───── TASK INPUTS

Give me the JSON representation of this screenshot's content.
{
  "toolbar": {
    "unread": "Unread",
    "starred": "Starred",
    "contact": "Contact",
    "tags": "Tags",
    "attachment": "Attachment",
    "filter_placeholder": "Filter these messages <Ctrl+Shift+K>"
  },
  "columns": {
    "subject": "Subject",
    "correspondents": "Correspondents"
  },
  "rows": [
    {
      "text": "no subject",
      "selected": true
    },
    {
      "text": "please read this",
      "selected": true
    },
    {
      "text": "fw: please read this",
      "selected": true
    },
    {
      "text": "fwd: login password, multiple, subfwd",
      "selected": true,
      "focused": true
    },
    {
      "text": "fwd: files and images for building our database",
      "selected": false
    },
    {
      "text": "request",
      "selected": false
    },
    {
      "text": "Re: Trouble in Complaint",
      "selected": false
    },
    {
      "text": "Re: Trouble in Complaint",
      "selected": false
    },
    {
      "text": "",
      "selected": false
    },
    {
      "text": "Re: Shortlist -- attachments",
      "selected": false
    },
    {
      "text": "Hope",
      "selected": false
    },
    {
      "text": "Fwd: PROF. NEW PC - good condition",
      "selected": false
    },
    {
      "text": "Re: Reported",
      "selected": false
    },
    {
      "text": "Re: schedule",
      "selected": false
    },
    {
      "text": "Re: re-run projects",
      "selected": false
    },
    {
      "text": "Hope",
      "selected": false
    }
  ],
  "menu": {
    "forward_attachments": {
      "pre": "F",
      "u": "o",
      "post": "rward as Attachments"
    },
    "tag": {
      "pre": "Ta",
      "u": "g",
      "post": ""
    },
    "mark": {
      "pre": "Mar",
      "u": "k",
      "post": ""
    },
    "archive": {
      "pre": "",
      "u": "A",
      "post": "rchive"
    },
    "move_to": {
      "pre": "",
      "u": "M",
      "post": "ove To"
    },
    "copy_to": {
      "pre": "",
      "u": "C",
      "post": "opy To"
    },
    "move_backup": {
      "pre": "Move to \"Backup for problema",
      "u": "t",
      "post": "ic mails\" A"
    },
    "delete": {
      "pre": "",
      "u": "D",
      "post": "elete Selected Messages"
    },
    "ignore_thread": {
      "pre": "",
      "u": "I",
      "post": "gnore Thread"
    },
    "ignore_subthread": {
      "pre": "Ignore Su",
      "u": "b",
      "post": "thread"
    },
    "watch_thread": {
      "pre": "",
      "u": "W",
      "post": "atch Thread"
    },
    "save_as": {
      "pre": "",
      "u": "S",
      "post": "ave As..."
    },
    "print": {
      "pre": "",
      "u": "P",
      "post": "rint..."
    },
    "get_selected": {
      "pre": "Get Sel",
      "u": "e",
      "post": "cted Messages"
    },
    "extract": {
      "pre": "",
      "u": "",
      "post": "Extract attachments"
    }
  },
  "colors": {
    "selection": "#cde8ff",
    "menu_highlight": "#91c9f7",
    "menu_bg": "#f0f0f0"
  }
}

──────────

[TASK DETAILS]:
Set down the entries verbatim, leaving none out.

[EXERCISE RESULT]:
Give me the JSON representation of this screenshot's content.
{
  "toolbar": {
    "unread": "Unread",
    "starred": "Starred",
    "contact": "Contact",
    "tags": "Tags",
    "attachment": "Attachment",
    "filter_placeholder": "Filter these messages <Ctrl+Shift+K>"
  },
  "columns": {
    "subject": "Subject",
    "correspondents": "Correspondents"
  },
  "rows": [
    {
      "text": "no subject",
      "selected": true
    },
    {
      "text": "please read this",
      "selected": true
    },
    {
      "text": "fw: please read this",
      "selected": true
    },
    {
      "text": "fwd: login password, multiple, subfwd",
      "selected": true,
      "focused": true
    },
    {
      "text": "fwd: files and images for building our database",
      "selected": false
    },
    {
      "text": "request",
      "selected": false
    },
    {
      "text": "Re: Trouble in Complaint",
      "selected": false
    },
    {
      "text": "Re: Trouble in Complaint",
      "selected": false
    },
    {
      "text": "",
      "selected": false
    },
    {
      "text": "Re: Shortlist -- attachments",
      "selected": false
    },
    {
      "text": "Hope",
      "selected": false
    },
    {
      "text": "Fwd: PROF. NEW PC - good condition",
      "selected": false
    },
    {
      "text": "Re: Reported",
      "selected": false
    },
    {
      "text": "Re: schedule",
      "selected": false
    },
    {
      "text": "Re: re-run projects",
      "selected": false
    },
    {
      "text": "Hope",
      "selected": false
    }
  ],
  "menu": {
    "forward_attachments": {
      "pre": "F",
      "u": "o",
      "post": "rward as Attachments"
    },
    "tag": {
      "pre": "Ta",
      "u": "g",
      "post": ""
    },
    "mark": {
      "pre": "Mar",
      "u": "k",
      "post": ""
    },
    "archive": {
      "pre": "",
      "u": "A",
      "post": "rchive"
    },
    "move_to": {
      "pre": "",
      "u": "M",
      "post": "ove To"
    },
    "copy_to": {
      "pre": "",
      "u": "C",
      "post": "opy To"
    },
    "move_backup": {
      "pre": "Move to \"Backup for problema",
      "u": "t",
      "post": "ic mails\" A"
    },
    "delete": {
      "pre": "",
      "u": "D",
      "post": "elete Selected Messages"
    },
    "ignore_thread": {
      "pre": "",
      "u": "I",
      "post": "gnore Thread"
    },
    "ignore_subthread": {
      "pre": "Ignore Su",
      "u": "b",
      "post": "thread"
    },
    "watch_thread": {
      "pre": "",
      "u": "W",
      "post": "atch Thread"
    },
    "save_as": {
      "pre": "",
      "u": "S",
      "post": "ave As..."
    },
    "print": {
      "pre": "",
      "u": "P",
      "post": "rint..."
    },
    "get_selected": {
      "pre": "Get Sel",
      "u": "e",
      "post": "cted Messages"
    },
    "extract": {
      "pre": "",
      "u": "",
      "post": "Extract attachments"
    }
  },
  "colors": {
    "selection": "#cde8ff",
    "menu_highlight": "#91c9f7",
    "menu_bg": "#f0f0f0"
  }
}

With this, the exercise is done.